== What is expected ==
When you output the records, match them exactly and omit any picture they include.

Website and app data records:
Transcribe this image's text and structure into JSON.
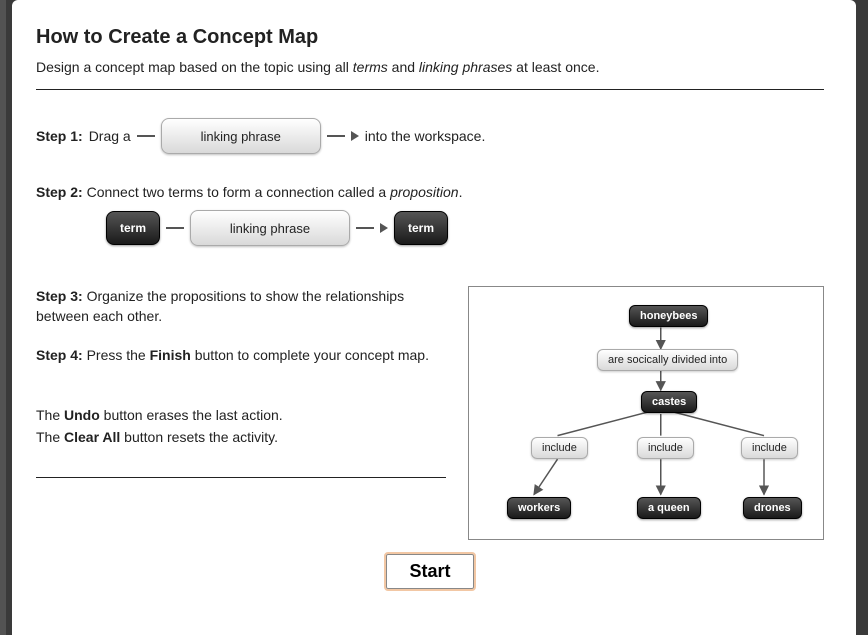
{
  "title": "How to Create a Concept Map",
  "intro": {
    "prefix": "Design a concept map based on the topic using all ",
    "terms": "terms",
    "mid": " and ",
    "linking": "linking phrases",
    "suffix": " at least once."
  },
  "step1": {
    "label": "Step 1:",
    "pre": "Drag a",
    "token": "linking phrase",
    "post": "into the workspace."
  },
  "step2": {
    "label": "Step 2:",
    "text_pre": "Connect two terms to form a connection called a ",
    "em": "proposition",
    "text_post": ".",
    "term_a": "term",
    "linking": "linking phrase",
    "term_b": "term"
  },
  "step3": {
    "label": "Step 3:",
    "text": " Organize the propositions to show the relationships between each other."
  },
  "step4": {
    "label": "Step 4:",
    "pre": " Press the ",
    "bold": "Finish",
    "post": " button to complete your concept map."
  },
  "undo": {
    "pre": "The ",
    "bold": "Undo",
    "post": " button erases the last action."
  },
  "clear": {
    "pre": "The ",
    "bold": "Clear All",
    "post": " button resets the activity."
  },
  "diagram": {
    "honeybees": "honeybees",
    "divided": "are socically divided into",
    "castes": "castes",
    "include1": "include",
    "include2": "include",
    "include3": "include",
    "workers": "workers",
    "queen": "a queen",
    "drones": "drones"
  },
  "start": "Start"
}
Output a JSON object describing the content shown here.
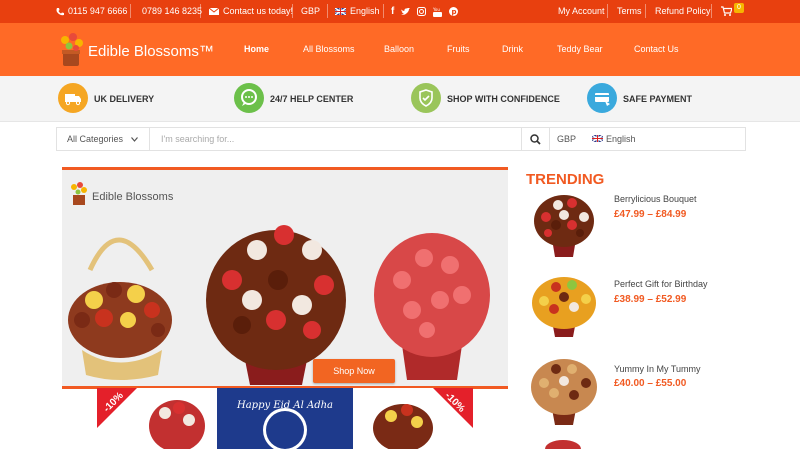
{
  "topbar": {
    "phone1": "0115 947 6666",
    "phone2": "0789 146 8235",
    "contact": "Contact us today!",
    "currency": "GBP",
    "language": "English",
    "social_icons": [
      "facebook-icon",
      "twitter-icon",
      "instagram-icon",
      "youtube-icon",
      "pinterest-icon"
    ],
    "my_account": "My Account",
    "terms": "Terms",
    "refund": "Refund Policy",
    "cart_count": "0"
  },
  "brand": {
    "name": "Edible Blossoms™"
  },
  "nav": {
    "home": "Home",
    "all_blossoms": "All Blossoms",
    "balloon": "Balloon",
    "fruits": "Fruits",
    "drink": "Drink",
    "teddy_bear": "Teddy Bear",
    "contact_us": "Contact Us"
  },
  "features": [
    {
      "label": "UK DELIVERY",
      "icon": "truck-icon",
      "color": "#f5a623"
    },
    {
      "label": "24/7 HELP CENTER",
      "icon": "chat-icon",
      "color": "#6cc04a"
    },
    {
      "label": "SHOP WITH CONFIDENCE",
      "icon": "shield-icon",
      "color": "#9ac55a"
    },
    {
      "label": "SAFE PAYMENT",
      "icon": "payment-icon",
      "color": "#3aa9dd"
    }
  ],
  "search": {
    "category": "All Categories",
    "placeholder": "I'm searching for...",
    "currency": "GBP",
    "language": "English"
  },
  "slider": {
    "logo_text": "Edible Blossoms",
    "button": "Shop Now"
  },
  "banner": {
    "badge_left": "-10%",
    "badge_right": "-10%",
    "greeting": "Happy Eid Al Adha"
  },
  "trending": {
    "title": "TRENDING",
    "products": [
      {
        "name": "Berrylicious Bouquet",
        "price": "£47.99 – £84.99"
      },
      {
        "name": "Perfect Gift for Birthday",
        "price": "£38.99 – £52.99"
      },
      {
        "name": "Yummy In My Tummy",
        "price": "£40.00 – £55.00"
      }
    ]
  },
  "colors": {
    "topbar": "#e8400f",
    "navbar": "#ff6a26",
    "accent": "#f15a22"
  }
}
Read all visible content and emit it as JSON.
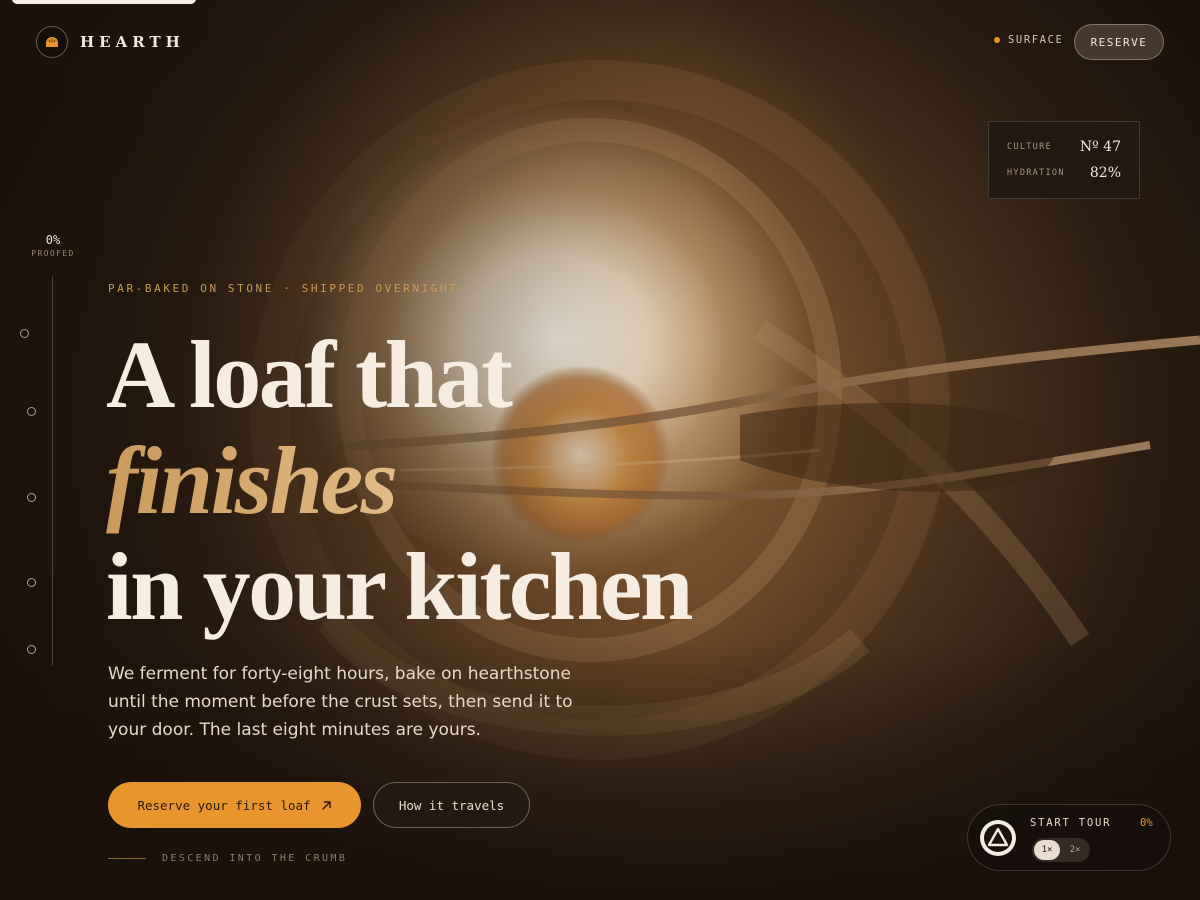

== Answer space ==
Transcribe this image's text and structure into JSON.
{
  "title": "How to Create a Concept Map",
  "intro": {
    "prefix": "Design a concept map based on the topic using all ",
    "terms": "terms",
    "mid": " and ",
    "linking": "linking phrases",
    "suffix": " at least once."
  },
  "step1": {
    "label": "Step 1:",
    "pre": "Drag a",
    "token": "linking phrase",
    "post": "into the workspace."
  },
  "step2": {
    "label": "Step 2:",
    "text_pre": "Connect two terms to form a connection called a ",
    "em": "proposition",
    "text_post": ".",
    "term_a": "term",
    "linking": "linking phrase",
    "term_b": "term"
  },
  "step3": {
    "label": "Step 3:",
    "text": " Organize the propositions to show the relationships between each other."
  },
  "step4": {
    "label": "Step 4:",
    "pre": " Press the ",
    "bold": "Finish",
    "post": " button to complete your concept map."
  },
  "undo": {
    "pre": "The ",
    "bold": "Undo",
    "post": " button erases the last action."
  },
  "clear": {
    "pre": "The ",
    "bold": "Clear All",
    "post": " button resets the activity."
  },
  "diagram": {
    "honeybees": "honeybees",
    "divided": "are socically divided into",
    "castes": "castes",
    "include1": "include",
    "include2": "include",
    "include3": "include",
    "workers": "workers",
    "queen": "a queen",
    "drones": "drones"
  },
  "start": "Start"
}
Output a JSON object describing the content shown here.
{
  "topbar": {
    "phone1": "0115 947 6666",
    "phone2": "0789 146 8235",
    "contact": "Contact us today!",
    "currency": "GBP",
    "language": "English",
    "social_icons": [
      "facebook-icon",
      "twitter-icon",
      "instagram-icon",
      "youtube-icon",
      "pinterest-icon"
    ],
    "my_account": "My Account",
    "terms": "Terms",
    "refund": "Refund Policy",
    "cart_count": "0"
  },
  "brand": {
    "name": "Edible Blossoms™"
  },
  "nav": {
    "home": "Home",
    "all_blossoms": "All Blossoms",
    "balloon": "Balloon",
    "fruits": "Fruits",
    "drink": "Drink",
    "teddy_bear": "Teddy Bear",
    "contact_us": "Contact Us"
  },
  "features": [
    {
      "label": "UK DELIVERY",
      "icon": "truck-icon",
      "color": "#f5a623"
    },
    {
      "label": "24/7 HELP CENTER",
      "icon": "chat-icon",
      "color": "#6cc04a"
    },
    {
      "label": "SHOP WITH CONFIDENCE",
      "icon": "shield-icon",
      "color": "#9ac55a"
    },
    {
      "label": "SAFE PAYMENT",
      "icon": "payment-icon",
      "color": "#3aa9dd"
    }
  ],
  "search": {
    "category": "All Categories",
    "placeholder": "I'm searching for...",
    "currency": "GBP",
    "language": "English"
  },
  "slider": {
    "logo_text": "Edible Blossoms",
    "button": "Shop Now"
  },
  "banner": {
    "badge_left": "-10%",
    "badge_right": "-10%",
    "greeting": "Happy Eid Al Adha"
  },
  "trending": {
    "title": "TRENDING",
    "products": [
      {
        "name": "Berrylicious Bouquet",
        "price": "£47.99 – £84.99"
      },
      {
        "name": "Perfect Gift for Birthday",
        "price": "£38.99 – £52.99"
      },
      {
        "name": "Yummy In My Tummy",
        "price": "£40.00 – £55.00"
      }
    ]
  },
  "colors": {
    "topbar": "#e8400f",
    "navbar": "#ff6a26",
    "accent": "#f15a22"
  }
}
Read all visible content and emit it as JSON.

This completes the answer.